“ Your humble servant,
No. 107. TUESDAY, JULY 14.
-tentanda via est
VIRG. I HAVE lately entertained my reader with two or three letters from a traveller, and may possibly, in some of my future papers, oblige him with more from the same hand. The following one comes from a projector, which is a sort of correspondent as diverting as a traveller : his subject having the same grace of novelty to recommend it, and being equally adapted to the curiosity of the reader. For my own part, I have always had a particular fondness for a project, and may say, without vanity, that I have a pretty tolerable genius that way myself, I could mention some which I have brought to maturity, others which have miscarried, and many more which I have yet by me, and are to take their fate in the world when I see a proper juncture. I had a hand in the landbank, and was consulted with upon the reformation of man
I have had several designs upon the Thames and the New River, not to mention my
lotteries and insurances, and that never-to-be-forgotten project, which if it had succeeded to my wishes, would have made gold as plentiful in this nation as tin and copper. If my countrymen have not reaped any advantages from these my designs, it was not for want of any good will towards them. They are obliged to me for my kind intentions as much as if they had taken effect. Projects are of a two-fold nature: the first arising from public-spirited persons, in which number I de
clare myself: the other proceeding from a regard to our private interest, of which nature is that in the following letter.
A man of your reading knows very well that there were a set of men, in old Rome, called by the name of Nomenclators, that is, in English, men who could call every one by his name. When a great man stood for any public office, as that of a tribune, a consul, or a censor, he had always one of these Nomenclators at his elbow, who whispered in his ear the name of every one he met with, and by that means enabled him to salute every Roman citizen by his name when he asked him for his vote. To come to my purpose, I have with much pains and assiduity qualified myself for a Nomenclator to this great city, and shall gladly enter upon my office as soon as I meet with suitable encouragement. I will let myself out by the week to any curious gentleman or foreigner. If he takes me with him in a coach to the ring, I will undertake to teach him, in two or three evenings, the names of the most celebrated persons who frequent that place. If he plants me by his side in the pit, I will call over to him, in the same manner, the whole circle of beauties that are disposed among the boxes, and, at the same time, point out to him the

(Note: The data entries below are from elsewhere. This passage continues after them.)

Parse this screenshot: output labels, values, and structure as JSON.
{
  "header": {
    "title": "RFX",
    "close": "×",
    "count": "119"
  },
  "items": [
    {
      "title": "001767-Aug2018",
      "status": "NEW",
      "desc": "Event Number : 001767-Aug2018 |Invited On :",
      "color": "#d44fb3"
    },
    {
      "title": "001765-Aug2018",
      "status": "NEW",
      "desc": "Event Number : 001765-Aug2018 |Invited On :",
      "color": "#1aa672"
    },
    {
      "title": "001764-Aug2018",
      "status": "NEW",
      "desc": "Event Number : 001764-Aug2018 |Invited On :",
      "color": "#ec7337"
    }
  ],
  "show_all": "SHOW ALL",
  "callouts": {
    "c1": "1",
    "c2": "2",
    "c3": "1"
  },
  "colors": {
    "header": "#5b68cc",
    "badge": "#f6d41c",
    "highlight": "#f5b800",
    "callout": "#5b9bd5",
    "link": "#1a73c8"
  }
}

persons who ogle them from their respective stations. I need not tell you that I may be of the same use in any other public assembly. Nor do I only profess the teaching of names, but of things. Upon the sight of a reigning beauty, I shall mention her admirers, and discover her gallantries, if they are of public notoriety. I shall likewise mark out every toast, the club in which she was elected, and the number of votes that were on her side. Not a woman shall be unexplained that makes a figure either as a maid, a wife, or a widow. The men too shall be set out in their distinguishing characters, and declared whose properties they are. Their wit, wealth, or good humour, their persons, stations, and titles, shall be described at large.
“I have a wife who is a Nomenclatress, and will be ready, on any occasion, to attend the ladies. She is of a much more communicative nature than myself, and is acquainted with all the private history of London and Westminster, and ten miles round. She has fifty private amours which nobody yet knows anything of but herself, and thirty clandestine